"I simply came up for a view. I have always heard that the view over the water from your hills was excellent, but I can't say it pays one for the trouble of coming up," and the turtle wiped off his long neck and stretched himself out to cool off in the air.

"You are not high enough; just come with me if you want to see a view," and the rabbit straightened up as if to start, "No, indeed ! I have had enough for once. I prefer the water. Why, you should see the magnificent sights down there. There are beautiful green forests of waving trees, mountains of cool stones, valleys and caves, great open plains made beautiful by companies of brightly robed fishes, royal processions from our palaces, and, best of all, the water bears you up, and yon go everywhere without exertion. No, let me return, you have nothing on this dry, hot earth worth seeing." The turtle turned to go, but the rabbit musingly followed. At length he said:

"Don't you have any difficulty in the water? Does n't it get into your eyes and mouth?" For he really longed in his heart to see the strange sights.

"Oh, no! it bothers us no more than air, after we have once become accustomed to it," said the turtle.

"I should very much like to see the place," said the rabbit, rather to himself, "but it is no Use, I could n't live in the water like a fish,"

"Why, certainly not," and the turtle concealed his excitement under an air of indifference ; "you could n't get along by yourself, but if you really wish to see something that will surprise you, you may get on my back, give me your fore-paws, and I will take you down all right."
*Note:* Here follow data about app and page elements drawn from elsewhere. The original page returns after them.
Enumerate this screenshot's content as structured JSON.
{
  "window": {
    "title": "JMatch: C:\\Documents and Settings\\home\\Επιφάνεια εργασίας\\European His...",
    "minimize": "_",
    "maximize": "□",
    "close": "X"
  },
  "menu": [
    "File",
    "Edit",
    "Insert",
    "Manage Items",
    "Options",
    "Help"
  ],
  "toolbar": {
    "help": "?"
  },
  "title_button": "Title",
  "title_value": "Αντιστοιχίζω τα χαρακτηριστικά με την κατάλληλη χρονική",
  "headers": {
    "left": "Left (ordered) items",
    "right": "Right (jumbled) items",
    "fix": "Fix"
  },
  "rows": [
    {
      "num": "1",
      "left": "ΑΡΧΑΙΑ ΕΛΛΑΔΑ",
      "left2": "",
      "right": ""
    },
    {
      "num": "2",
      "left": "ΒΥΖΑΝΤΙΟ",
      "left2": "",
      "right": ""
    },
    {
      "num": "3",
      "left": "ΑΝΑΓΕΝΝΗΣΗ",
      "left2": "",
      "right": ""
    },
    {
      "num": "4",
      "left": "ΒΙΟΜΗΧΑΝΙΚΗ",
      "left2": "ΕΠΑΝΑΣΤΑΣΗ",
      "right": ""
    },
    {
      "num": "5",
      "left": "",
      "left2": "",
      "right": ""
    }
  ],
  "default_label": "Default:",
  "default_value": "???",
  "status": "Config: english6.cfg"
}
After some further assurance, the rabbit accepted the apparently generous offer, and on arriving at the beach, he allowed himself to be firmly fixed on the turtle's back, and down they went into the water, to the great discomfort of the rabbit, who, however, eventually became so accustomed to the water that he did not much mind it.

He was charmed and bewildered by the magnificence of every thing he saw, and especially by the gorgeous palace, through which he was escorted, by attendant fishes, to the sick chamber of the king, where he found a great council of learned doctors, who welcomed him very warmly. While sitting in an elegant chair and gazing about at the surrounding magnificence, he chanced to hear a discussion concerning the best way of securing his eyes before he should die. He was filled with honor, and, questioning an attendant, the whole plot was explained to him. The poor fellow scratched his head and wondered if he would ever get out of the place alive. At last a happy thought struck him. He explained to them that he always carried about two pair's of eyes, his real ones and a pair made of mountain crystals, to be used in very dusty weather.

Fearing that the water would injure his real eyes, he had buried them in the sand before getting upon the turtle's back, and was now using his crystal ones. He further expressed himself as most willing to let them have one of his real eyes, with which to cure his majesty's disorder, and assured them that he believed one eye would answer the purpose. He gave them to understand that he felt highly honored in being allowed to assist in so important a work, and declared that if they would give the necessary order he would hasten on the turtle's back to the spot where he had buried the eyes and return speedily with one.

Marvelling much at the rabbit's courtesy, the fishes slunk away into the corners for very shame at their own rude conduct in forcibly kidnapping him, when a simple request would have accomplished their purpose. The turtle was rather roughly commanded to carry the guest to the place designated, which he did.

Once released by the turtle to dig for the eyes in the sand, the rabbit shook the water from his coat, and winking at his clumsy betrayer told him to dig for the eyes himself, that he had only one pair, and those he intended to keep. With that he tore away up the mountain side, and has ever after been careful to give the turtle a wide berth.